|Preferred IUPAC name
Trichloromethane sulfenyl chloride
Trichloromethyl sulfur chloride
3D model (JSmol)
CompTox Dashboard (EPA)
|Molar mass||185.87 g·mol−1|
|Appearance||Oily, yellow liquid|
|Odor||disagreeable, acrid odor|
|Melting point||−44 °C (−47 °F; 229 K)|
|Boiling point||147 to 148 °C (297 to 298 °F; 420 to 421 K)|
|log P||3.47 (estimated)|
|Vapor pressure||0.4 kPa (at 20 °C)|
|R-phrases (outdated)||R21 R25 R26 R34|
|S-phrases (outdated)||S25 S28 S36/37/39 S45|
|Lethal dose or concentration (LD, LC):|
LD50 (median dose)
|82.6 mg/kg (rat, oral)|
LC50 (median concentration)
|11 ppm (rat, 1 hr)|
16 ppm (rat, 1 hr)
9 ppm (mouse, 3 hr)
38 ppm (mouse, 2 hr)
11 ppm (rat, 1 hr)
LCLo (lowest published)
|388 ppm (human, 10 min)|
46 ppm (mouse, 10 min)
|US health exposure limits (NIOSH):|
|TWA 0.1 ppm (0.8 mg/m3)|
|TWA 0.1 ppm (0.8 mg/m3)|
IDLH (Immediate danger)
Except where otherwise noted, data are given for materials in their standard state (at 25 °C [77 °F], 100 kPa).
|what is ?)(|
Perchloromethyl mercaptan is the organosulfur compound with the formula CCl3SCl. It is mainly used as an intermediate for the synthesis of dyes and fungicides (captan, folpet). It is a colorless oil, although commercial samples are yellowish. It is insoluble in water but soluble in organic solvents. It has a foul, unbearable, acrid odor. Perchloromethyl mercaptan is the original name. The systematic name is trichloromethanesulfenyl chloride, because the compound is a sulfenyl chloride, not a mercaptan.
It was used as a chemical warfare agent by the French in the 1915 battle of Champagne. Shortly thereafter, wartime use was abandoned due to the clear warning properties, the decomposition in the presence of iron and steel, and the easy removal of the vapor by charcoal.
The method to prepare perchloromethyl mercaptan was first described by Rathke in 1873 and is still used. Carbon disulfide is chlorinated using an iodine catalyst. The following equations operate most efficiently at temperatures below about 30 °C:
At higher temperatures, the chlorination gives carbon tetrachloride and additional sulfur chlorides. The formation of byproducts can be suppressed by performing the reaction in the presence of diketones. Another byproduct is thiophosgene. The more volatile byproducts such as carbon tetrachloride and sulfur dichloride can be removed by distillation. The separation of perchloromethyl mercaptan from S2Cl2 by distillation is challenging since their boiling points are very close. Another byproduct that forms is hexachloroethane. Innovations in the basic Rathke method have been reported.

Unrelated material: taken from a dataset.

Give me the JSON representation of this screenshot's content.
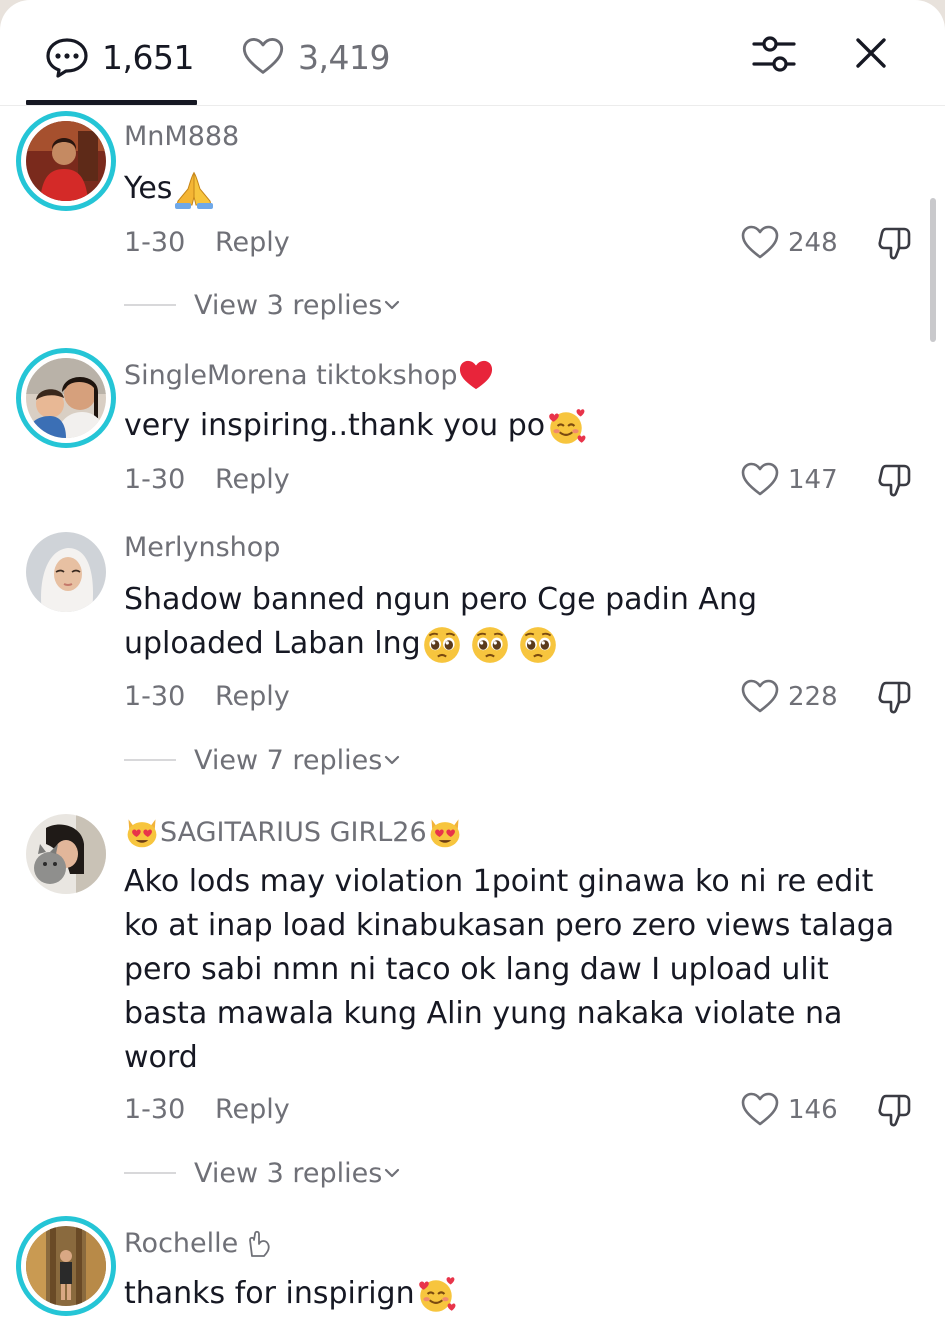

The compound slowly hydrolyzes:
The compound is corrosive to most metals. It reacts with iron, evolving carbon tetrachloride. Perchloromethyl mercaptan is oxidized by nitric acid to trichloromethanesulfonyl chloride (Cl3CSO2Cl), a white solid.

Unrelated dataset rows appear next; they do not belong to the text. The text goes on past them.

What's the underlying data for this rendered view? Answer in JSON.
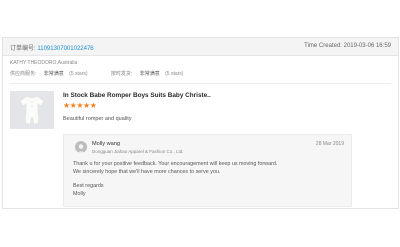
{
  "order": {
    "label": "订单编号:",
    "number": "110913070010224​76",
    "time": "Time Created: 2019-03-06 16:59"
  },
  "buyer": {
    "name": "KATHY THEODORO,Australia"
  },
  "ratings": [
    {
      "label": "供应商服务:",
      "value": "非常满意",
      "sub": "(5 stars)"
    },
    {
      "label": "按时发货:",
      "value": "非常满意",
      "sub": "(5 stars)"
    }
  ],
  "product": {
    "title": "In Stock Babe Romper Boys Suits Baby Christe..",
    "stars": "★★★★★",
    "rating": 5,
    "comment": "Beautiful romper and quality"
  },
  "reply": {
    "name": "Molly wang",
    "company": "Dongguan Jiahao Apparel & Fashion Co., Ltd.",
    "date": "28 Mar 2019",
    "line1": "Thank u for your positive feedback.  Your encouragement will keep us moving forward.",
    "line2": "We sincerely hope that we'll have more chances to serve you.",
    "regards": "Best regards",
    "signoff": "Molly"
  },
  "colors": {
    "link": "#1a8fd6",
    "star": "#f58020"
  }
}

|Rat||82,6 mg/kg||11 ppm/1h||25 mg/kg|
|Mouse||400 mg/kg||296 g/m3/2h||10 mg/kg||56 mg/kg|
|Guinea Pig||500 μL/kg||50 μg/24h|
When it is heated or in a fire, it will emit toxic and corrosive gases. It is also very toxic by inhalation or skin absorption.
At least two mechanisms could account for the toxicity of perchloromethyl mercaptan, as hypothesized by Althoff (1973). The first mechanism is a reaction between perchloromethyl mercaptan and biological functional groups such as hydroxyl, sulfhydryl, amino and carboxyl groups. This results in an inactivation of key enzymes. A second general pathway reaction is the hydrolysis to give hydrochloric acid.